Harris was elected unopposed as the new leader of Fine Gael on Sunday, just four days after Leo Varadkar's shock exit. The 37-year-old is set to be voted in as Ireland's youngest ever prime minister when parliament next sits on April 9.

But Harris will face the same deep-rooted problems, most notably a severe shortage of affordable housing, that led to Fine Gael's stagnation under Varadkar, and he now inherits a three-party coalition government that leaves little room for any major new policy initiatives.

It is a daunting, but not insurmountable challenge, says Dublin City University (DCU) politics professor Gary Murphy. He points to recent volatility in Irish politics and polls showing the current coalition could still edge out an alternative led by the poll-leading Sinn Fein at elections due within 12 months.

"It is a huge in-tray and it is a very big challenge for him," said Murphy. "I do think Simon Harris is going to have to do something. The way to certain defeat is just to amble along in the same way. It's hard to do, but not impossible."

While Ireland's economy has been the best performing in the euro zone for much of the past decade, years of tax cuts and increases to public spending have provided little political gain.

Polls show voters have long been more concerned by the inability to corral runaway rents and house prices, improve stretched public services and more recently cope with the added pressure from record numbers of asylum seekers and refugees.

Fine Gael's partners in government insist Harris must finish implementing the policy programme they all agreed in 2020, leaving the former health minister little room for manoeuvre.

A major reshuffle to refresh his ministerial team is also off the cards, given Fine Gael control only seven of 18 seats at cabinet, although DCU's Murphy said it would be a "fatal" error not to move some ministers who have been in place for a decade.


Harris is also under pressure from colleagues to better define Fine Gael's offering to voters.

Traditionally centre-right, Fine Gael's attempts to balance promoting tax cuts with an embrace of greater government spending and boosts to workers' rights have turned it into a catch-all party that is not convincing enough voters, analysts say.

Sinn Fein, once the political wing of the Irish Republican Army, backs unification with the British-run province of Northern Ireland, where it is already the largest party. It also vows to ease the housing crisis and improve infrastructure.

While two more polls on Sunday confirmed a recent trend of support for Sinn Fein sliding off highs of 12-18 months ago, they again broadly showed smaller parties and independent candidates as the beneficiaries over the government parties.

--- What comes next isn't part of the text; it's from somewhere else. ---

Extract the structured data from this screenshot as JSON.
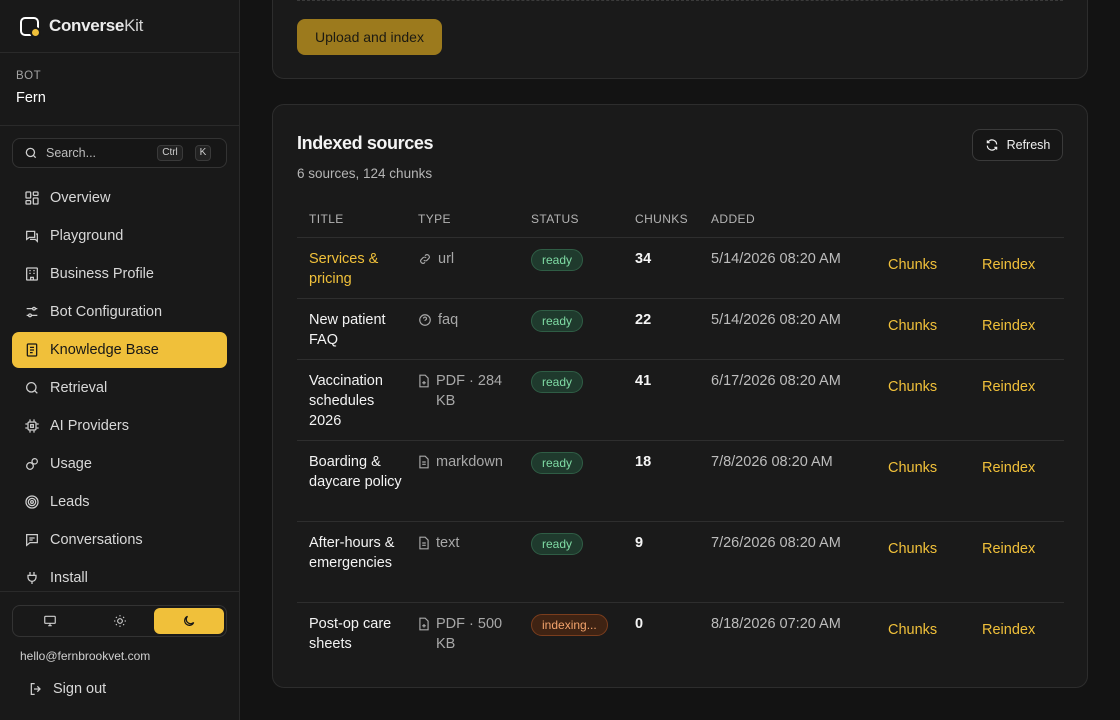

That could make the campaign for the next general election - as well the more immediate test at local and European Parliament polls in early June - all the more important, and the energetic Harris may thrive on the hustings where Varadkar struggled.

A small bounce for Fine Gael in one of the polls suggested Harris found some of the extra support on the "soft left" but that there are also floating voters up for grabs on the right.

"There is a clear choice for Harris in relation to which direction he decides to take Fine Gael," said Ireland Thinks pollster Kevin Cunningham, who helped compile the survey.

"He will want to move quickly to outline what his Fine Gael looks like."

(Reporting by Padraic Halpin; editing by Mark Heinrich)